The 2015 White House Astronomy Night highlighted several private-sector and government programs that work to build interest in space exploration and the fields of science, technology, engineering and mathematics.
The White House said Monday the event brings together scientists, astronomers, space enthusiasts, students and teachers to engage in learning activities and discuss developments in space technology.
President Barack Obama also unveiled new STEM programs from NASA, the Charles Stewart Mott Foundation, the Noyce Foundation, the government of Boston in Massachusetts, Bayer, National PTA and others.
NASA will work with the Zooniverse community to identify targets for the future James Webb Space Telescope, as well as Tongal on the $20,000 Asteroid Grand Challenge.
The Mott and Noyce foundations will collaborate with several partner organizations on after-school and summer STEM learning programs across 31 states.
Boston will launch the five-year BoSTEM campaign to provide high-quality STEM learning to public middle-school students in the city, while Bayer and National PTA will work to deliver 100,000 STEM experiences to families across the U.S.

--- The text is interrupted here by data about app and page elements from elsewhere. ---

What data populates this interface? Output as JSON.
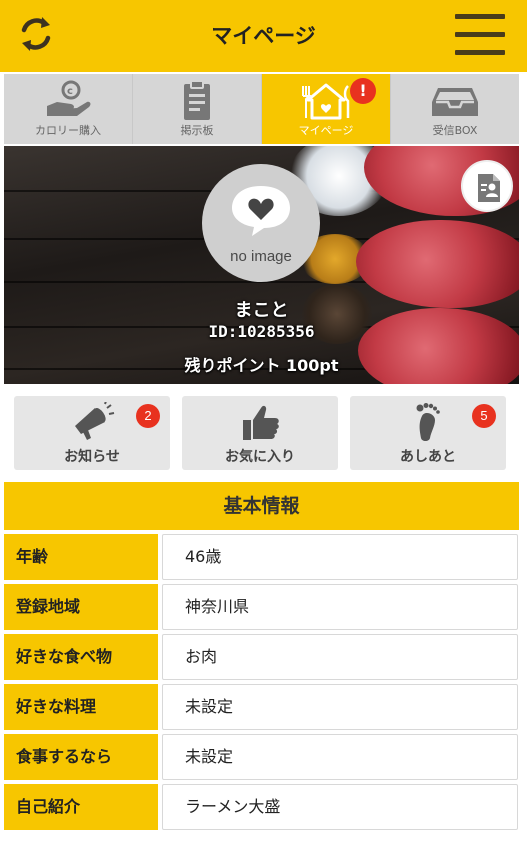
{
  "header": {
    "title": "マイページ",
    "refresh_icon": "refresh-icon",
    "menu_icon": "hamburger-menu-icon"
  },
  "tabs": [
    {
      "label": "カロリー購入",
      "icon": "coin-hand-icon",
      "active": false
    },
    {
      "label": "掲示板",
      "icon": "clipboard-icon",
      "active": false
    },
    {
      "label": "マイページ",
      "icon": "home-cutlery-icon",
      "active": true,
      "badge": "!"
    },
    {
      "label": "受信BOX",
      "icon": "inbox-tray-icon",
      "active": false
    }
  ],
  "profile": {
    "avatar_text": "no image",
    "name": "まこと",
    "id": "ID:10285356",
    "points": "残りポイント 100pt"
  },
  "actions": [
    {
      "label": "お知らせ",
      "icon": "megaphone-icon",
      "count": "2"
    },
    {
      "label": "お気に入り",
      "icon": "thumbs-up-icon",
      "count": null
    },
    {
      "label": "あしあと",
      "icon": "footprint-icon",
      "count": "5"
    }
  ],
  "basic_info": {
    "title": "基本情報",
    "rows": [
      {
        "label": "年齢",
        "value": "46歳"
      },
      {
        "label": "登録地域",
        "value": "神奈川県"
      },
      {
        "label": "好きな食べ物",
        "value": "お肉"
      },
      {
        "label": "好きな料理",
        "value": "未設定"
      },
      {
        "label": "食事するなら",
        "value": "未設定"
      },
      {
        "label": "自己紹介",
        "value": "ラーメン大盛"
      }
    ]
  },
  "colors": {
    "accent": "#f7c600",
    "badge": "#e8321f",
    "tab_inactive": "#d6d6d6"
  }
}
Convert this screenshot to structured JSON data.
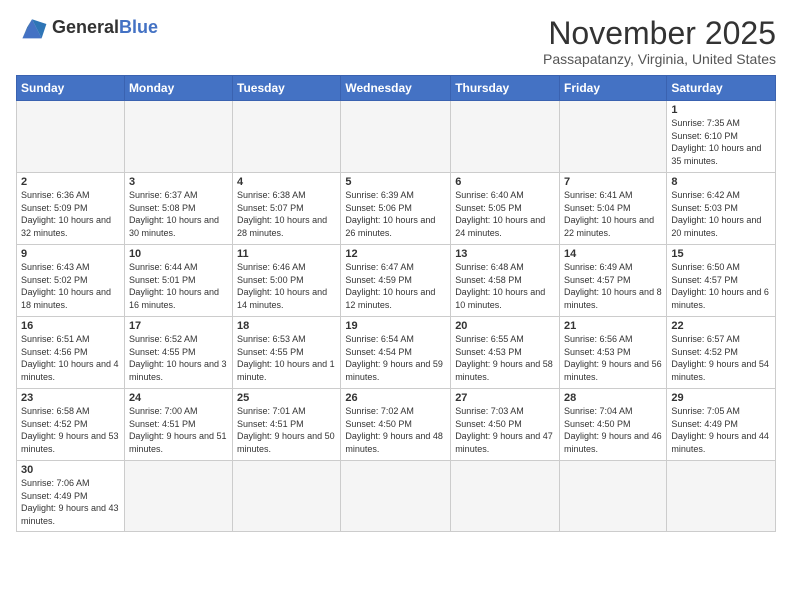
{
  "logo": {
    "text_general": "General",
    "text_blue": "Blue"
  },
  "header": {
    "month": "November 2025",
    "location": "Passapatanzy, Virginia, United States"
  },
  "weekdays": [
    "Sunday",
    "Monday",
    "Tuesday",
    "Wednesday",
    "Thursday",
    "Friday",
    "Saturday"
  ],
  "weeks": [
    [
      {
        "day": "",
        "info": ""
      },
      {
        "day": "",
        "info": ""
      },
      {
        "day": "",
        "info": ""
      },
      {
        "day": "",
        "info": ""
      },
      {
        "day": "",
        "info": ""
      },
      {
        "day": "",
        "info": ""
      },
      {
        "day": "1",
        "info": "Sunrise: 7:35 AM\nSunset: 6:10 PM\nDaylight: 10 hours and 35 minutes."
      }
    ],
    [
      {
        "day": "2",
        "info": "Sunrise: 6:36 AM\nSunset: 5:09 PM\nDaylight: 10 hours and 32 minutes."
      },
      {
        "day": "3",
        "info": "Sunrise: 6:37 AM\nSunset: 5:08 PM\nDaylight: 10 hours and 30 minutes."
      },
      {
        "day": "4",
        "info": "Sunrise: 6:38 AM\nSunset: 5:07 PM\nDaylight: 10 hours and 28 minutes."
      },
      {
        "day": "5",
        "info": "Sunrise: 6:39 AM\nSunset: 5:06 PM\nDaylight: 10 hours and 26 minutes."
      },
      {
        "day": "6",
        "info": "Sunrise: 6:40 AM\nSunset: 5:05 PM\nDaylight: 10 hours and 24 minutes."
      },
      {
        "day": "7",
        "info": "Sunrise: 6:41 AM\nSunset: 5:04 PM\nDaylight: 10 hours and 22 minutes."
      },
      {
        "day": "8",
        "info": "Sunrise: 6:42 AM\nSunset: 5:03 PM\nDaylight: 10 hours and 20 minutes."
      }
    ],
    [
      {
        "day": "9",
        "info": "Sunrise: 6:43 AM\nSunset: 5:02 PM\nDaylight: 10 hours and 18 minutes."
      },
      {
        "day": "10",
        "info": "Sunrise: 6:44 AM\nSunset: 5:01 PM\nDaylight: 10 hours and 16 minutes."
      },
      {
        "day": "11",
        "info": "Sunrise: 6:46 AM\nSunset: 5:00 PM\nDaylight: 10 hours and 14 minutes."
      },
      {
        "day": "12",
        "info": "Sunrise: 6:47 AM\nSunset: 4:59 PM\nDaylight: 10 hours and 12 minutes."
      },
      {
        "day": "13",
        "info": "Sunrise: 6:48 AM\nSunset: 4:58 PM\nDaylight: 10 hours and 10 minutes."
      },
      {
        "day": "14",
        "info": "Sunrise: 6:49 AM\nSunset: 4:57 PM\nDaylight: 10 hours and 8 minutes."
      },
      {
        "day": "15",
        "info": "Sunrise: 6:50 AM\nSunset: 4:57 PM\nDaylight: 10 hours and 6 minutes."
      }
    ],
    [
      {
        "day": "16",
        "info": "Sunrise: 6:51 AM\nSunset: 4:56 PM\nDaylight: 10 hours and 4 minutes."
      },
      {
        "day": "17",
        "info": "Sunrise: 6:52 AM\nSunset: 4:55 PM\nDaylight: 10 hours and 3 minutes."
      },
      {
        "day": "18",
        "info": "Sunrise: 6:53 AM\nSunset: 4:55 PM\nDaylight: 10 hours and 1 minute."
      },
      {
        "day": "19",
        "info": "Sunrise: 6:54 AM\nSunset: 4:54 PM\nDaylight: 9 hours and 59 minutes."
      },
      {
        "day": "20",
        "info": "Sunrise: 6:55 AM\nSunset: 4:53 PM\nDaylight: 9 hours and 58 minutes."
      },
      {
        "day": "21",
        "info": "Sunrise: 6:56 AM\nSunset: 4:53 PM\nDaylight: 9 hours and 56 minutes."
      },
      {
        "day": "22",
        "info": "Sunrise: 6:57 AM\nSunset: 4:52 PM\nDaylight: 9 hours and 54 minutes."
      }
    ],
    [
      {
        "day": "23",
        "info": "Sunrise: 6:58 AM\nSunset: 4:52 PM\nDaylight: 9 hours and 53 minutes."
      },
      {
        "day": "24",
        "info": "Sunrise: 7:00 AM\nSunset: 4:51 PM\nDaylight: 9 hours and 51 minutes."
      },
      {
        "day": "25",
        "info": "Sunrise: 7:01 AM\nSunset: 4:51 PM\nDaylight: 9 hours and 50 minutes."
      },
      {
        "day": "26",
        "info": "Sunrise: 7:02 AM\nSunset: 4:50 PM\nDaylight: 9 hours and 48 minutes."
      },
      {
        "day": "27",
        "info": "Sunrise: 7:03 AM\nSunset: 4:50 PM\nDaylight: 9 hours and 47 minutes."
      },
      {
        "day": "28",
        "info": "Sunrise: 7:04 AM\nSunset: 4:50 PM\nDaylight: 9 hours and 46 minutes."
      },
      {
        "day": "29",
        "info": "Sunrise: 7:05 AM\nSunset: 4:49 PM\nDaylight: 9 hours and 44 minutes."
      }
    ],
    [
      {
        "day": "30",
        "info": "Sunrise: 7:06 AM\nSunset: 4:49 PM\nDaylight: 9 hours and 43 minutes."
      },
      {
        "day": "",
        "info": ""
      },
      {
        "day": "",
        "info": ""
      },
      {
        "day": "",
        "info": ""
      },
      {
        "day": "",
        "info": ""
      },
      {
        "day": "",
        "info": ""
      },
      {
        "day": "",
        "info": ""
      }
    ]
  ]
}
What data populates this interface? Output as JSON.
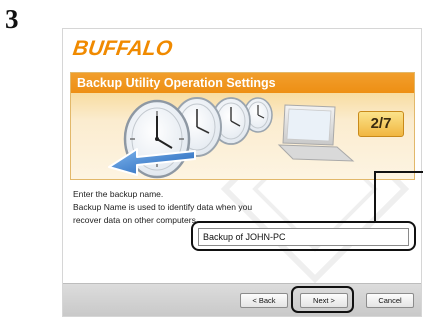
{
  "step_number": "3",
  "brand": {
    "name": "BUFFALO",
    "color": "#f08a00"
  },
  "window": {
    "title": "Backup Utility Operation Settings",
    "step_indicator": "2/7",
    "accent_color": "#ee8f14"
  },
  "instructions": {
    "line1": "Enter the backup name.",
    "line2": "Backup Name is used to identify data when you",
    "line3": "recover data on other computers."
  },
  "backup_name_input": {
    "value": "Backup of JOHN-PC"
  },
  "buttons": {
    "back": "< Back",
    "next": "Next >",
    "cancel": "Cancel"
  },
  "icons": [
    "clock-icon",
    "laptop-icon",
    "arrow-icon"
  ]
}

Astronomy Night also showcased developments in the administration’s Educate to Innovate campaign and NASA’s plans for Exoplanet Week.